Here in January, it is a good time to plan for the rest of the year to make the church a safer place for everyone.

Training Notes

Sheepdog Church Security's aim is to train persons in keeping the church and its members safe. This includes several means: Safety Member Certification, Church Security Guide, Sheepdog Training Academy Articles, Sheepdog Church Security Academy (podcasts and videocasts), and Sheepdog Affiliate Worship Security Academy.

Safety Member Certification

In planning for training, ensure that all Safety Team members who are not yet certified enroll in the Safety Member Certification program. If you are training or recertifying the entire team, use Team Certification (church-hosted classes). Single members can train through Individual Certification (self-paced internet instruction) or Online Events (live Zoom classes).[1]

Church Security Guide

Another Sheepdog Church Security training resource is the Church Security Guide. It has nine articles covering basic church security issues:
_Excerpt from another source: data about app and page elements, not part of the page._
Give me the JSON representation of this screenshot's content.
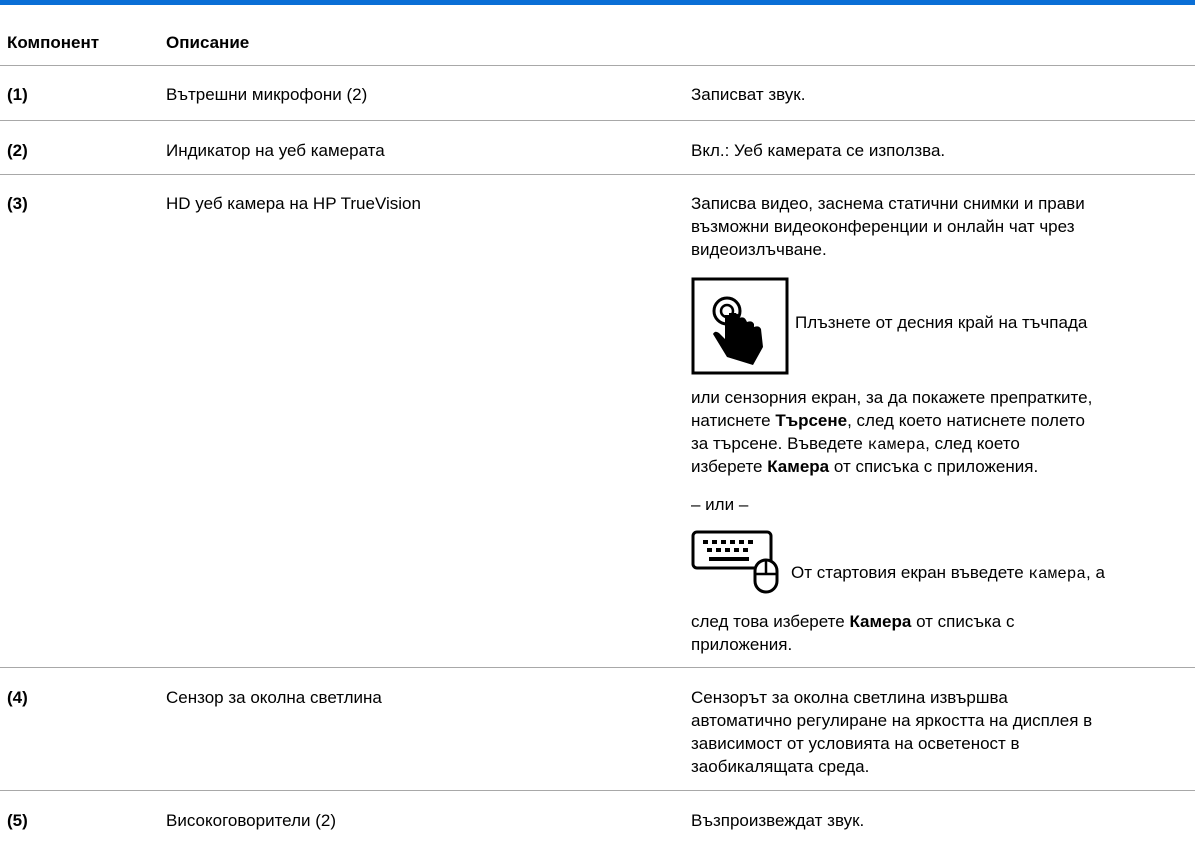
{
  "table": {
    "headers": {
      "component": "Компонент",
      "description": "Описание"
    },
    "rows": [
      {
        "num": "(1)",
        "name": "Вътрешни микрофони (2)",
        "desc": "Записват звук."
      },
      {
        "num": "(2)",
        "name": "Индикатор на уеб камерата",
        "desc": "Вкл.: Уеб камерата се използва."
      },
      {
        "num": "(3)",
        "name": "HD уеб камера на HP TrueVision",
        "desc_intro_l1": "Записва видео, заснема статични снимки и прави",
        "desc_intro_l2": "възможни видеоконференции и онлайн чат чрез",
        "desc_intro_l3": "видеоизлъчване.",
        "touch_icon": "touch-swipe-icon",
        "touch_text": "Плъзнете от десния край на тъчпада",
        "touch_cont_l1": "или сензорния екран, за да покажете препратките,",
        "touch_cont_l2_a": "натиснете ",
        "touch_cont_l2_b": "Търсене",
        "touch_cont_l2_c": ", след което натиснете полето",
        "touch_cont_l3_a": "за търсене. Въведете ",
        "touch_cont_l3_code": "камера",
        "touch_cont_l3_c": ", след което",
        "touch_cont_l4_a": "изберете ",
        "touch_cont_l4_b": "Камера",
        "touch_cont_l4_c": " от списъка с приложения.",
        "or_text": "– или –",
        "kb_icon": "keyboard-mouse-icon",
        "kb_text_a": " От стартовия екран въведете ",
        "kb_text_code": "камера",
        "kb_text_c": ", а",
        "kb_cont_l1_a": "след това изберете ",
        "kb_cont_l1_b": "Камера",
        "kb_cont_l1_c": " от списъка с",
        "kb_cont_l2": "приложения."
      },
      {
        "num": "(4)",
        "name": "Сензор за околна светлина",
        "desc_l1": "Сензорът за околна светлина извършва",
        "desc_l2": "автоматично регулиране на яркостта на дисплея в",
        "desc_l3": "зависимост от условията на осветеност в",
        "desc_l4": "заобикалящата среда."
      },
      {
        "num": "(5)",
        "name": "Високоговорители (2)",
        "desc": "Възпроизвеждат звук."
      }
    ]
  },
  "colors": {
    "accent_rule": "#0a6fd6",
    "divider": "#a8a8a8"
  }
}
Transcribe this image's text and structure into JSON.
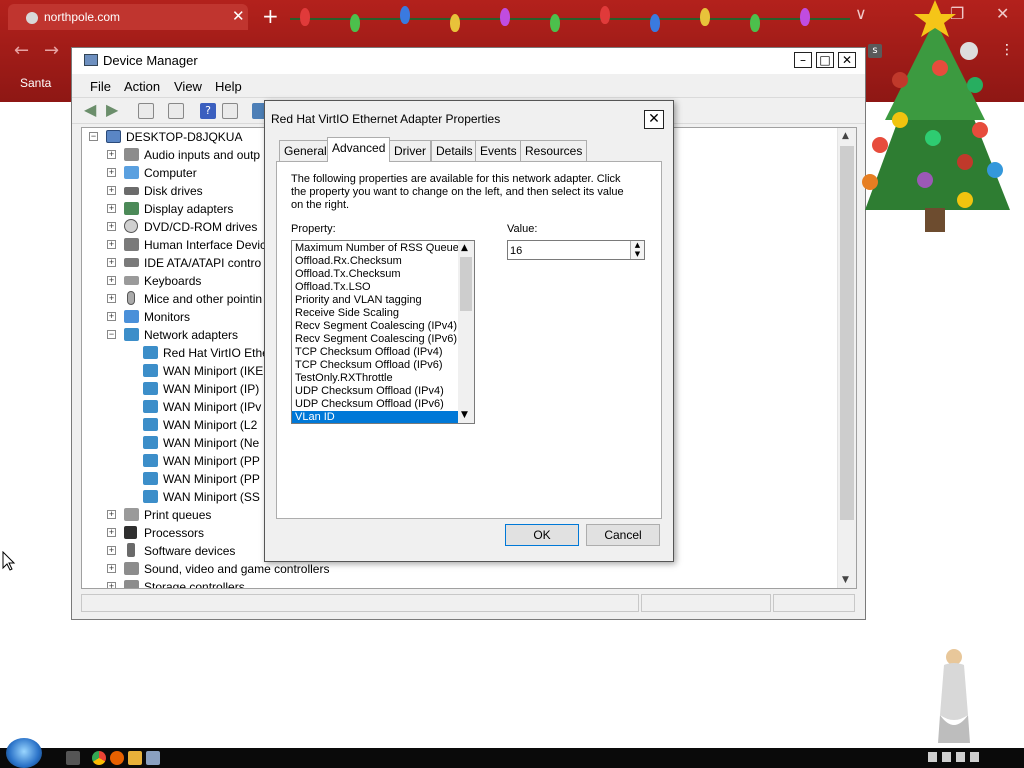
{
  "browser": {
    "tab_title": "northpole.com",
    "tab_close": "✕",
    "new_tab": "+",
    "bookmark": "Santa",
    "profile_initial": "s"
  },
  "device_manager": {
    "title": "Device Manager",
    "menu": [
      "File",
      "Action",
      "View",
      "Help"
    ],
    "tree": {
      "root": "DESKTOP-D8JQKUA",
      "categories": [
        {
          "label": "Audio inputs and outp",
          "icon": "speaker-icon",
          "expanded": false
        },
        {
          "label": "Computer",
          "icon": "computer-icon",
          "expanded": false
        },
        {
          "label": "Disk drives",
          "icon": "disk-drive-icon",
          "expanded": false
        },
        {
          "label": "Display adapters",
          "icon": "display-adapter-icon",
          "expanded": false
        },
        {
          "label": "DVD/CD-ROM drives",
          "icon": "dvd-icon",
          "expanded": false
        },
        {
          "label": "Human Interface Devic",
          "icon": "hid-icon",
          "expanded": false
        },
        {
          "label": "IDE ATA/ATAPI contro",
          "icon": "ide-icon",
          "expanded": false
        },
        {
          "label": "Keyboards",
          "icon": "keyboard-icon",
          "expanded": false
        },
        {
          "label": "Mice and other pointin",
          "icon": "mouse-icon",
          "expanded": false
        },
        {
          "label": "Monitors",
          "icon": "monitor-icon",
          "expanded": false
        },
        {
          "label": "Network adapters",
          "icon": "network-icon",
          "expanded": true
        }
      ],
      "network_children": [
        "Red Hat VirtIO Ethe",
        "WAN Miniport (IKE",
        "WAN Miniport (IP)",
        "WAN Miniport (IPv",
        "WAN Miniport (L2",
        "WAN Miniport (Ne",
        "WAN Miniport (PP",
        "WAN Miniport (PP",
        "WAN Miniport (SS"
      ],
      "categories_after": [
        {
          "label": "Print queues",
          "icon": "printer-icon"
        },
        {
          "label": "Processors",
          "icon": "processor-icon"
        },
        {
          "label": "Software devices",
          "icon": "software-device-icon"
        },
        {
          "label": "Sound, video and game controllers",
          "icon": "speaker-icon"
        },
        {
          "label": "Storage controllers",
          "icon": "storage-icon"
        }
      ]
    }
  },
  "dialog": {
    "title": "Red Hat VirtIO Ethernet Adapter Properties",
    "tabs": [
      "General",
      "Advanced",
      "Driver",
      "Details",
      "Events",
      "Resources"
    ],
    "active_tab": "Advanced",
    "description": "The following properties are available for this network adapter. Click the property you want to change on the left, and then select its value on the right.",
    "property_label": "Property:",
    "value_label": "Value:",
    "properties": [
      "Maximum Number of RSS Queues",
      "Offload.Rx.Checksum",
      "Offload.Tx.Checksum",
      "Offload.Tx.LSO",
      "Priority and VLAN tagging",
      "Receive Side Scaling",
      "Recv Segment Coalescing (IPv4)",
      "Recv Segment Coalescing (IPv6)",
      "TCP Checksum Offload (IPv4)",
      "TCP Checksum Offload (IPv6)",
      "TestOnly.RXThrottle",
      "UDP Checksum Offload (IPv4)",
      "UDP Checksum Offload (IPv6)",
      "VLan ID"
    ],
    "selected_property": "VLan ID",
    "value": "16",
    "ok": "OK",
    "cancel": "Cancel"
  },
  "colors": {
    "browser_red": "#a11c18",
    "selection_blue": "#0078d7"
  }
}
  1. Introduction to Church Safety and Security
  2. How to Conduct a Risk Assessment
  3. Church Safety Team Basics
  4. Fire Safety in the Church
  5. Preparing Your Church for Natural Disasters
  6. Protection of Children and Vulnerable Adults in the Church
  7. Self Defense Laws, Your Rights and Use of Force
  8. Disruptive Individuals: How to De-escalate the Situation
  9. Church Safety Teams and Active Shooter Training [6]

Sheepdog Training Academy Articles

New to SDCS is the News tab on the Safety Member Certification site. It has a mix of Church Security Guide articles and selected weekly articles.[7]

Sheepdog Church Security Acticles News Page

Sheepdog Church Security Academy

Kris shares his insights in videocasts on the YouTube channel Sheepdog Church Security Academy (the audios are in Church Security Roll Call podcasts). Here he covers articles (especially Lessons Learned from Church Shootings - and other deadly-force attacks) and special topics, and conducts interviews.[8][9]

Sheepdog Affiliate Worship Security Academy

There are a number of Sheepdog Church Security affiliates. One of them, Worship Security Academy, focuses on training. It was started and is led by Simon Osamoh, a security specialist with extensive experience in law enforcement, financial and corporate security, and church security. You can learn a lot just by listening to Kris's interview with Simon.[10][11][12]

Also from Simon are his Security Connection articles on Worship Facility. These are not replacements for training classes, but they do provide more depth and breadth to your knowledge, especially bringing it up-to-date.[13]


  1. Kris Moloney, "Safety Team Fundamentals," Safety Member Certification, Sheepdog Church Security, © 2020 [].
  2. Simon Osamoh, "Strategic Security: Setting SMART Goals for Safer Worship in the New Year," Security Connections, Worship Facility, December 5, 2023 [].
  3. Simon Osamoh, "Expert Insights: Eric Williams, COO Brown Missionary Baptist," Security Connections, Worship Facility, December 5, 2023 [].
  4. Kris Moloney, "Reports and Forms Bundle," Sheepdog Church Security, © 2020 [].
  5. Kris Moloney, "Safety Member Training Record," Sheepdog Church Security, © 2020 [].
  6. Kris Moloney, Church Security Guide, Sheepdog Church Security, © 2018 [].
  7. Kris Moloney, Sheepdog Articles, Sheepdog Church Security Academy [].
  8. Kris Moloney, Sheepdog Church Security Academy channel, YouTube [].
  9. Kris Moloney, Church Security Roll Call channel, SoundCloud [].
  10. Sheepdog Church Security affiliate link to Worship Security Association [].
  11. Simon Osamoh, "About," Worship Security Association, n.d. [].
  12. Kris Moloney, Sheepdog Church Security Academy, YouTube [].
  13. Simon Osamoh (Editor), Security Connections, Worship Facility [].